### Entries from a dataset of interfaces
* * *

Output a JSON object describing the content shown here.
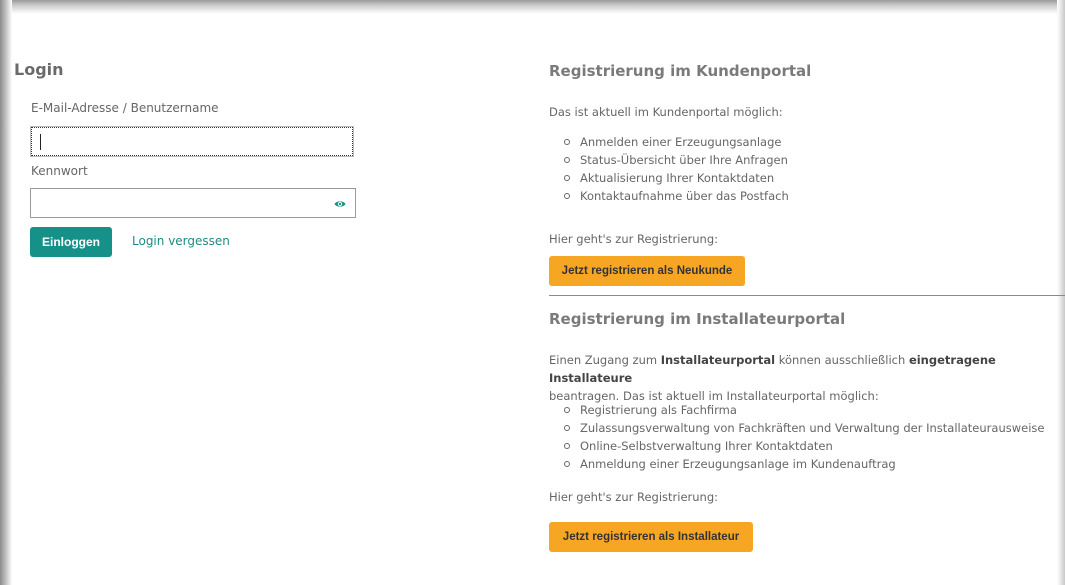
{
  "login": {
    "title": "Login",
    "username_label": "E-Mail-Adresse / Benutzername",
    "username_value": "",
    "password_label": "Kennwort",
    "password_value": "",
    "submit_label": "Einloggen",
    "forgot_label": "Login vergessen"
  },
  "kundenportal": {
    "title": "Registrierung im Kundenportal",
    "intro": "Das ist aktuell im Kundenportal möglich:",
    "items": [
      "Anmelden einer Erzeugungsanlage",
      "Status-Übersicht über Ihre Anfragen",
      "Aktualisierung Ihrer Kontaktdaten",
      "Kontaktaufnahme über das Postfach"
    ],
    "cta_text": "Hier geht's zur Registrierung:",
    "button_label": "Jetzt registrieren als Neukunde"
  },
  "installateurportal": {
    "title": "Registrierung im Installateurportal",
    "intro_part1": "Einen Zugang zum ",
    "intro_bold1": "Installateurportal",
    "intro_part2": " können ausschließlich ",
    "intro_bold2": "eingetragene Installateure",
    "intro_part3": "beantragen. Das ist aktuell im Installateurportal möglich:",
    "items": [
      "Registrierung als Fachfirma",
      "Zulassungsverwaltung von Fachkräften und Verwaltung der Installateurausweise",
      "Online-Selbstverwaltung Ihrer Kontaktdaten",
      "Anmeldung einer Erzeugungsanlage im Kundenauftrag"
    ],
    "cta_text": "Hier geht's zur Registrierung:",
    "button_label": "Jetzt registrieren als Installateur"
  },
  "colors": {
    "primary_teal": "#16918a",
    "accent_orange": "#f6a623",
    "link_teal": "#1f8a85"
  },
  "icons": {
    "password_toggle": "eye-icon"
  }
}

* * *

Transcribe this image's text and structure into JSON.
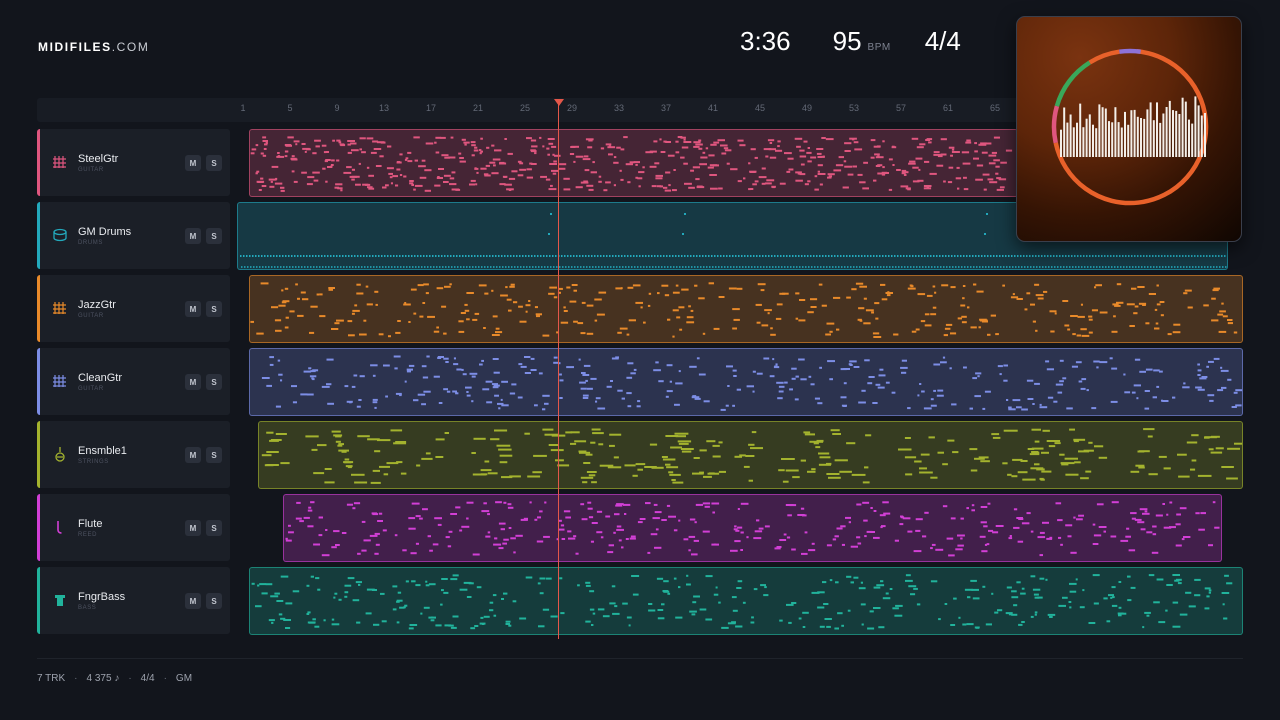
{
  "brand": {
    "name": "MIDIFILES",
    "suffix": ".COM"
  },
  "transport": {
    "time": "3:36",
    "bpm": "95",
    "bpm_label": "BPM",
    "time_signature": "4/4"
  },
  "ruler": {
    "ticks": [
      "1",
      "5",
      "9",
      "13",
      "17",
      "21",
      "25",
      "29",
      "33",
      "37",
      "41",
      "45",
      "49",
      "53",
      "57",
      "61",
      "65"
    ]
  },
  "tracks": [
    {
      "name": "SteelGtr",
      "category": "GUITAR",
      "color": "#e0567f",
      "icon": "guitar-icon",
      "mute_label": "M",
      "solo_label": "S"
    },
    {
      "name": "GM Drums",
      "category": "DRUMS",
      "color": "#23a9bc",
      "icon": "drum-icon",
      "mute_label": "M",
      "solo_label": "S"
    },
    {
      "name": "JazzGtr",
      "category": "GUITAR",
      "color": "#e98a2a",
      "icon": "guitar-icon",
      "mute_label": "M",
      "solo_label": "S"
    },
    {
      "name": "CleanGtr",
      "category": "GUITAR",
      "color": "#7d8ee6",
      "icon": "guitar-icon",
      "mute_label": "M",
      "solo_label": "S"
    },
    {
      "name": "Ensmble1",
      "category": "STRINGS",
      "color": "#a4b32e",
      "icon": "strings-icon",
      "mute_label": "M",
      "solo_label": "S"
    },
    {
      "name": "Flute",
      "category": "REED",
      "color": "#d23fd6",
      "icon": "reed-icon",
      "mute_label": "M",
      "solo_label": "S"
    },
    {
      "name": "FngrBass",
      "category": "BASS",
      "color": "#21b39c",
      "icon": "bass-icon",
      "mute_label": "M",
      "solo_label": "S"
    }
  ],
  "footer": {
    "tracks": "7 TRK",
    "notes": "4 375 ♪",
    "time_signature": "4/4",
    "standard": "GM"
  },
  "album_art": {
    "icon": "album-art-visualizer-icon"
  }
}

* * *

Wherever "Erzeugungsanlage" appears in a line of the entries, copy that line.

### Result of the task
      "Anmelden einer Erzeugungsanlage",
      "Anmeldung einer Erzeugungsanlage im Kundenauftrag"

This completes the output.